Hugh Pickens writes "PC Magazine reports that journalist Malcolm Gladwell, author of The Tipping Point and Outliers, has stirred up quite a controversy in tech circles with his off-the-cuff remarks that history will remember Bill Gates fondly while Steve Jobs slips into obscurity. Gladwell likened Gates' charitable work to the German armaments maker Oskar Schindler's famous efforts to save his Jewish workers from the gas chambers during World War II, and added that because of Gates there's a reasonable shot we will cure malaria. 'Gates, sure, is the most ruthless capitalist. And then he decides, he wakes up one morning and he says, "Enough." And he steps down, he takes his money, takes it off the table ... and I think, I firmly believe that 50 years from now, he will be remembered for his charitable work,' said Gladwell. 'And of the great entrepreneurs of this era, people will have forgotten Steve Jobs. Who's Steve Jobs again?' For all his dismissal of Jobs' legacy, however, Gladwell remains utterly fascinated with him. 'He was an extraordinarily brilliant businessman and entrepreneur.
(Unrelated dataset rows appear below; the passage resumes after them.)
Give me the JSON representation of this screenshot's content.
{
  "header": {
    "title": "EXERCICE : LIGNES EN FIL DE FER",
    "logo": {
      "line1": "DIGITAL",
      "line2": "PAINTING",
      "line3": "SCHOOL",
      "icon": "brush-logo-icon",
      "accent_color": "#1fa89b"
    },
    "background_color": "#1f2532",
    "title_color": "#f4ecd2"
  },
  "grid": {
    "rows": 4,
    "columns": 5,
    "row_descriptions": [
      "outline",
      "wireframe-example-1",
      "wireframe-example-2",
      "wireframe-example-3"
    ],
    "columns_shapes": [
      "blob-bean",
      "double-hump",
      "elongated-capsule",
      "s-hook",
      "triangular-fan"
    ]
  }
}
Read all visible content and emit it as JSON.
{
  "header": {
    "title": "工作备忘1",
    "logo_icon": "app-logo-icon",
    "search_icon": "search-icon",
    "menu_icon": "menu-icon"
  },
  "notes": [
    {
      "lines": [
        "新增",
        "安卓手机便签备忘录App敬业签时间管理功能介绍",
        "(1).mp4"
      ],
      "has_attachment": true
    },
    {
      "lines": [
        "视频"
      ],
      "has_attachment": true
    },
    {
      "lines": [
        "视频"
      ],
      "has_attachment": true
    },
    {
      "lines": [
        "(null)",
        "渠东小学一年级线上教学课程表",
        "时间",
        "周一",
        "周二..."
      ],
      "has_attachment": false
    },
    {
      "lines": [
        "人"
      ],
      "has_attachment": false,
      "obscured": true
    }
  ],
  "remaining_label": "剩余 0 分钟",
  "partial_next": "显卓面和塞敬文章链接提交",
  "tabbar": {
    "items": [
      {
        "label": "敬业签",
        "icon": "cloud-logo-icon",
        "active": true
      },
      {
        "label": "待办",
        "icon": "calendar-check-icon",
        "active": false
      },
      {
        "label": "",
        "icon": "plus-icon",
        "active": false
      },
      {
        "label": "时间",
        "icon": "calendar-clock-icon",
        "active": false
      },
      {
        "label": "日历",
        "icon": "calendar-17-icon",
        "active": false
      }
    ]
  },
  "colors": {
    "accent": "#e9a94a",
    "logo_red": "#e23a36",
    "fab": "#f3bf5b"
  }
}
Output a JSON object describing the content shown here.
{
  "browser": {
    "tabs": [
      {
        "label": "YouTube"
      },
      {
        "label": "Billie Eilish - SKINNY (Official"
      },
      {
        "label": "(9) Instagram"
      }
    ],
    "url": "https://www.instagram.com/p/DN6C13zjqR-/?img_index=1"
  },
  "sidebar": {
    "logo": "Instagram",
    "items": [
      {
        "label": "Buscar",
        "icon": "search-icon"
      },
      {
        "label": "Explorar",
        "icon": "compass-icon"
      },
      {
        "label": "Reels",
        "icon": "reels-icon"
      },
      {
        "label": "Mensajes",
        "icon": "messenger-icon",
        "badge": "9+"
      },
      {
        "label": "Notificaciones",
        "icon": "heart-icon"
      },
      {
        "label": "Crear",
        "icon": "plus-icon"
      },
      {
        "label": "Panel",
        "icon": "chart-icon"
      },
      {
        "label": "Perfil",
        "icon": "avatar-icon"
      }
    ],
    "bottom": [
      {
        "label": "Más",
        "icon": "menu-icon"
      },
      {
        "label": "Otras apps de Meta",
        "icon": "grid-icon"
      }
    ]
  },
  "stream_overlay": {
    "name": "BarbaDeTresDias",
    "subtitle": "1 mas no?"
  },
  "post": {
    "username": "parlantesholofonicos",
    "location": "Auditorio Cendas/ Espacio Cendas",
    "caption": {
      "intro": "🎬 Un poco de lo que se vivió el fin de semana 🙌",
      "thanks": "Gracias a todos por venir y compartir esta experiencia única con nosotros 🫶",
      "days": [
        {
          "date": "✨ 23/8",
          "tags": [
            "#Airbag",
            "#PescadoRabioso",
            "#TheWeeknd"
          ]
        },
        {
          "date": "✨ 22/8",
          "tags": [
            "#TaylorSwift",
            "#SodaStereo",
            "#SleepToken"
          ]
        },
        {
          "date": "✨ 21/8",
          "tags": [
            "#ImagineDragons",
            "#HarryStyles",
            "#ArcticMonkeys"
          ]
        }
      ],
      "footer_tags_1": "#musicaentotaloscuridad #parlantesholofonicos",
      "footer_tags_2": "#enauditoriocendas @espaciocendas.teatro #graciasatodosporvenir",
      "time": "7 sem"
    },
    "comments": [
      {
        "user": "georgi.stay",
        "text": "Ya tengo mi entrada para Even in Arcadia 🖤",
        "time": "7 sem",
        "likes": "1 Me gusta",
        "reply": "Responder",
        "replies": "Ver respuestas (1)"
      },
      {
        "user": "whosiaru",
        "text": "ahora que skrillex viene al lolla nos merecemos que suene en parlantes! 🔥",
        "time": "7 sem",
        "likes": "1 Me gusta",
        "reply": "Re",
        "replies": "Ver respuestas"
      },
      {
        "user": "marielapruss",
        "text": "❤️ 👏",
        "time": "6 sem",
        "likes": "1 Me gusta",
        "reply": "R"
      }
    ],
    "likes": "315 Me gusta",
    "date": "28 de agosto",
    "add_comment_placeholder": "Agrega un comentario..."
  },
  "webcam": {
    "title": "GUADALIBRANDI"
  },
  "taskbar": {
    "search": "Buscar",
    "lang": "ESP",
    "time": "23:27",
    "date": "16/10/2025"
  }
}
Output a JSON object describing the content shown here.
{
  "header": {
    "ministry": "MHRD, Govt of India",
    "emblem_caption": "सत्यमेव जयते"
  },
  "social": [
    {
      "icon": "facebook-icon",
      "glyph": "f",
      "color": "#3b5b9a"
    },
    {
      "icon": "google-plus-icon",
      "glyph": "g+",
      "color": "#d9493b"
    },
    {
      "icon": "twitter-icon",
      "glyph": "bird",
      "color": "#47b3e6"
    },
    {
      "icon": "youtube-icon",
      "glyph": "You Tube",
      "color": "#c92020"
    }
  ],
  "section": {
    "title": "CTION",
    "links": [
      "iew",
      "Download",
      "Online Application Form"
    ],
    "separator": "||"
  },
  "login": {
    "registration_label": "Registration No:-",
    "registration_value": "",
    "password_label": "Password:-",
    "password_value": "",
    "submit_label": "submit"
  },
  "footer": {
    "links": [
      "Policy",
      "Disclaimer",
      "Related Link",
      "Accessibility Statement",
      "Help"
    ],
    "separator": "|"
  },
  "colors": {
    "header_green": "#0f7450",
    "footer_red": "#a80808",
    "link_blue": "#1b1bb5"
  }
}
He was also a self-promoter on a level that we have rarely seen,' said Gladwell. 'What was brilliant about Apple, he understood from the get-go that the key to success in that marketplace was creating a distinctive and powerful and seductive brand.' Gladwell concludes that the most extraordinary moment in the biography of Jobs is when Jobs is on his deathbed and it's over and he knows it. 'And on, I forget, three, four occasions, he refuses the mask because he is unhappy with its design. That's who he was. Right to the very end, he had a set of standards. If he was going to die, dammit, he's going to die with the right kind of oxygen mask. To him it was like making him send his final emails using Windows.'"
New submitter nagalman writes "There is a very powerful video out that takes the audio of words from Neil deGrasse Tyson, receiver of the NASA Distinguished Public Service Medal, and meshes it with powerful images of the history and successful outcomes of NASA. Through Penny4NASA, Dr. Tyson is pressing for the budget of NASA to be doubled from 0.5% to 1% of the federal budget in order to spur vision, interest, dreams, public excitement, and innovation into science and engineering. With Kansas stating that 'evolution could not rule out a supernatural or theistic source, that evolution itself was not fact but only a theory and one in crisis, and that Intelligent Design must be considered a viable alternative to evolution,' and North Carolina's legislature circulating a bill telling people to ignore climate science, maybe it's time we start listening to experts who have a proven record of success, rather than ideology that has only been 'proven' in the mind of elected politicians."